Capture of the Five Boroughs

From Wikipedia, the free encyclopedia
Jump to navigation Jump to search

"Capture of the Five Boroughs" (also "Redemption of the Five Boroughs") is an Old English chronicle poem that commemorates the capture by King Edmund I of the so-called Five Boroughs of the Danelaw in 942.[1]

The seven-line long poem is one of the five so-called "chronicle poems" found in the Anglo-Saxon Chronicle; it is preceded by "The Battle of Brunanburh" (937) and followed by the two poems on King Edgar.[2] In the Parker MS, the text of "Brunanburh" is written by the same scribe as "Capture", which starts on the line for 941 but has the correct date added by another hand.[3]

Frank Stenton comments that the poem "is overloaded with cliches", but also packs a lot of historical information, recording how the conquest of Mercia by King Edmund liberated, in 942, the people of the Five Boroughs (Leicester, Lincoln, Derby, Nottingham, Stamford) from the Norsemen under Olaf Guthfrithson and Amlaíb Cuarán. These people were not English—rather, they were Danes, who by this time considered themselves so English that they preferred King Edmund over their Norse overlords who had invaded their territory from Viking York.[4] According to Sarah Foot, these "anglicised" Danes, liberated by Edmund, must thus have been Christian as well, and the poem aids in the construction of an English identity out of different ethnic groups united in their opposition to outside, pagan forces.[5]

References[edit]

  1. ^ Mawer, Allen (1923). "The Redemption of the Five Boroughs". The English Historical Review. 38 (152): 551–57. doi:10.1093/ehr/xxxviii.clii.551. JSTOR 551927.
  2. ^ Dobbie, Elliott Van Kirk (1942). The Anglo-Saxon Minor Poems. Columbia UP. p. 35. ISBN 9780231087704.
  3. ^ Jayatilaka, Rohini (2010). "Old English Manuscripts and Readers". In Corinne Sanders. A Companion to Medieval Poetry. John Wiley & Sons. pp. 51–64. ISBN 9781444319101.
  4. ^ Stenton, Frank M. (2001). Anglo-Saxon England (3 ed.). Oxford: OUP. pp. 358–59. ISBN 9780192801395.
  5. ^ Foot, Sarah (2008). "Where English Becomes British: Rethinking Contexts for Brunanburgh". In Julia Barrow.
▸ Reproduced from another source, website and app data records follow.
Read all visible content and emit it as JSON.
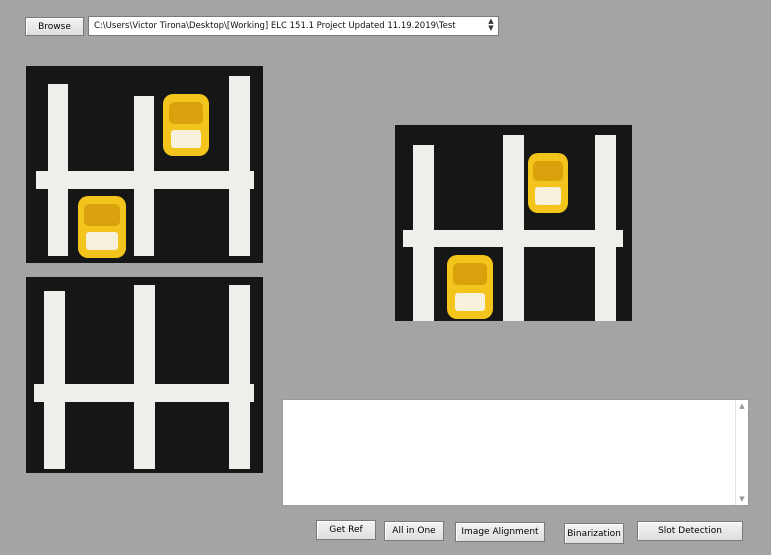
{
  "toolbar": {
    "browse_label": "Browse",
    "path_value": "C:\\Users\\Victor Tirona\\Desktop\\[Working] ELC 151.1 Project Updated 11.19.2019\\Test",
    "up_arrow": "▲",
    "down_arrow": "▼"
  },
  "images": {
    "top_left": {
      "icon": "parking-lot-photo-with-two-cars"
    },
    "bottom_left": {
      "icon": "empty-parking-lot-photo"
    },
    "right": {
      "icon": "parking-lot-photo-with-two-cars"
    }
  },
  "console": {
    "text": "",
    "up_arrow": "▲",
    "down_arrow": "▼"
  },
  "buttons": {
    "get_ref": "Get Ref",
    "all_in_one": "All in One",
    "image_alignment": "Image Alignment",
    "binarization": "Binarization",
    "slot_detection": "Slot Detection"
  },
  "colors": {
    "background": "#a4a4a4",
    "tape": "#efeeea",
    "car_yellow": "#f3c51c"
  }
}
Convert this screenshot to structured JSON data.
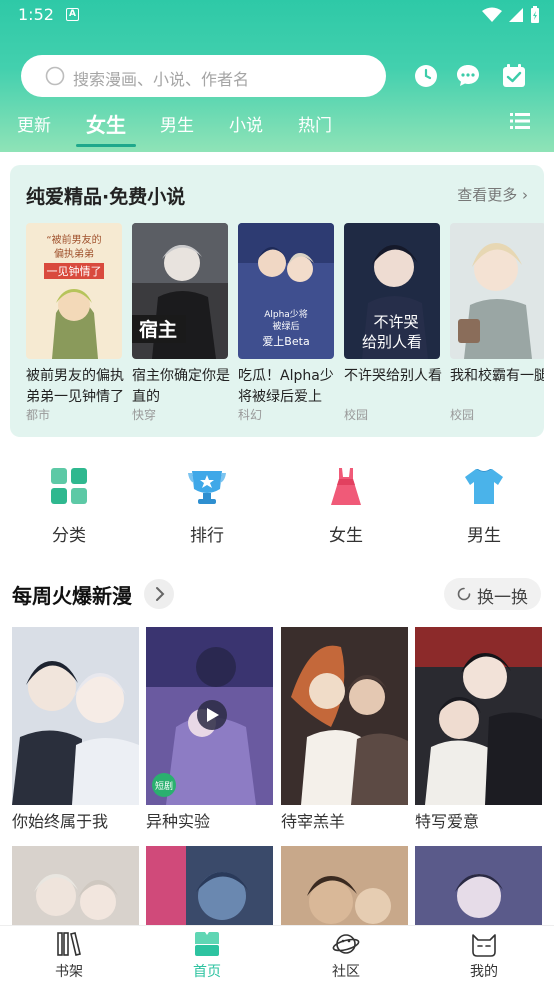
{
  "status": {
    "time": "1:52",
    "notif": "A"
  },
  "search": {
    "placeholder": "搜索漫画、小说、作者名"
  },
  "tabs": [
    "更新",
    "女生",
    "男生",
    "小说",
    "热门"
  ],
  "novel_section": {
    "title": "纯爱精品·免费小说",
    "more": "查看更多",
    "books": [
      {
        "name": "被前男友的偏执弟弟一见钟情了",
        "genre": "都市",
        "cover_text": "被前男友的偏执弟弟一见钟情了"
      },
      {
        "name": "宿主你确定你是直的",
        "genre": "快穿",
        "cover_text": "宿主"
      },
      {
        "name": "吃瓜！Alpha少将被绿后爱上Beta",
        "genre": "科幻",
        "cover_text": "Alpha少将被绿后爱上Beta"
      },
      {
        "name": "不许哭给别人看",
        "genre": "校园",
        "cover_text": "不许哭给别人看"
      },
      {
        "name": "我和校霸有一腿",
        "genre": "校园",
        "cover_text": ""
      }
    ]
  },
  "quick_links": [
    {
      "label": "分类",
      "icon": "category-icon"
    },
    {
      "label": "排行",
      "icon": "trophy-icon"
    },
    {
      "label": "女生",
      "icon": "dress-icon"
    },
    {
      "label": "男生",
      "icon": "tshirt-icon"
    }
  ],
  "weekly": {
    "title": "每周火爆新漫",
    "refresh": "换一换",
    "comics": [
      {
        "name": "你始终属于我"
      },
      {
        "name": "异种实验",
        "badge": "短剧"
      },
      {
        "name": "待宰羔羊"
      },
      {
        "name": "特写爱意"
      },
      {
        "name": ""
      },
      {
        "name": ""
      },
      {
        "name": ""
      },
      {
        "name": ""
      }
    ]
  },
  "bottom_nav": [
    {
      "label": "书架",
      "icon": "bookshelf-icon"
    },
    {
      "label": "首页",
      "icon": "home-icon"
    },
    {
      "label": "社区",
      "icon": "planet-icon"
    },
    {
      "label": "我的",
      "icon": "cat-icon"
    }
  ],
  "colors": {
    "accent": "#2dc3a0",
    "header_top": "#2ec9a7",
    "header_bottom": "#8fe3b7",
    "card_bg": "#e2f4ef"
  }
}
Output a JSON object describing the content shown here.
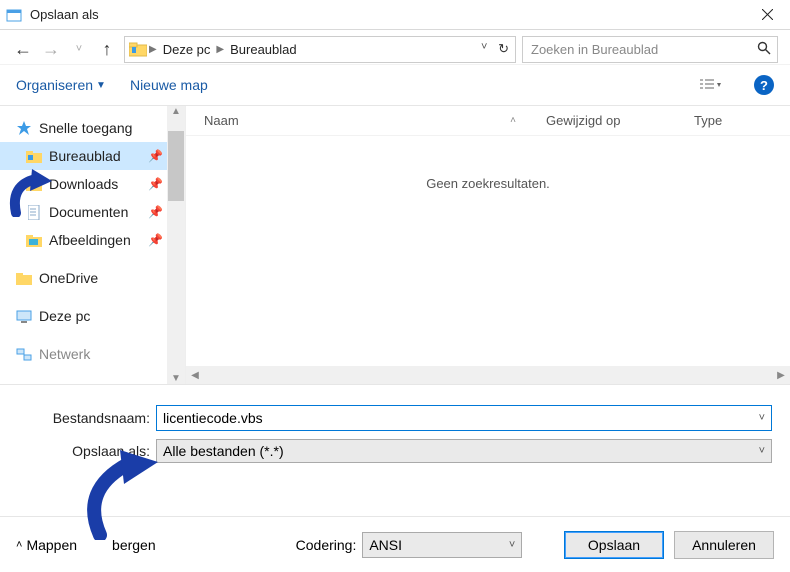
{
  "window": {
    "title": "Opslaan als"
  },
  "breadcrumb": {
    "root": "Deze pc",
    "leaf": "Bureaublad"
  },
  "search": {
    "placeholder": "Zoeken in Bureaublad"
  },
  "toolbar": {
    "organize": "Organiseren",
    "newfolder": "Nieuwe map"
  },
  "columns": {
    "name": "Naam",
    "modified": "Gewijzigd op",
    "type": "Type"
  },
  "content": {
    "empty": "Geen zoekresultaten."
  },
  "sidebar": {
    "quick": "Snelle toegang",
    "desktop": "Bureaublad",
    "downloads": "Downloads",
    "documents": "Documenten",
    "pictures": "Afbeeldingen",
    "onedrive": "OneDrive",
    "thispc": "Deze pc",
    "network": "Netwerk"
  },
  "form": {
    "filename_label": "Bestandsnaam:",
    "filename_value": "licentiecode.vbs",
    "saveas_label": "Opslaan als:",
    "saveas_value": "Alle bestanden  (*.*)"
  },
  "footer": {
    "hide": "Mappen         bergen",
    "encoding_label": "Codering:",
    "encoding_value": "ANSI",
    "save": "Opslaan",
    "cancel": "Annuleren"
  }
}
Myth, Rulership, Church and Charters: Essays in Honour of Nicholas Brooks. Andrew Wareham. Ashgate. pp. 127–44. ISBN 9780754651208.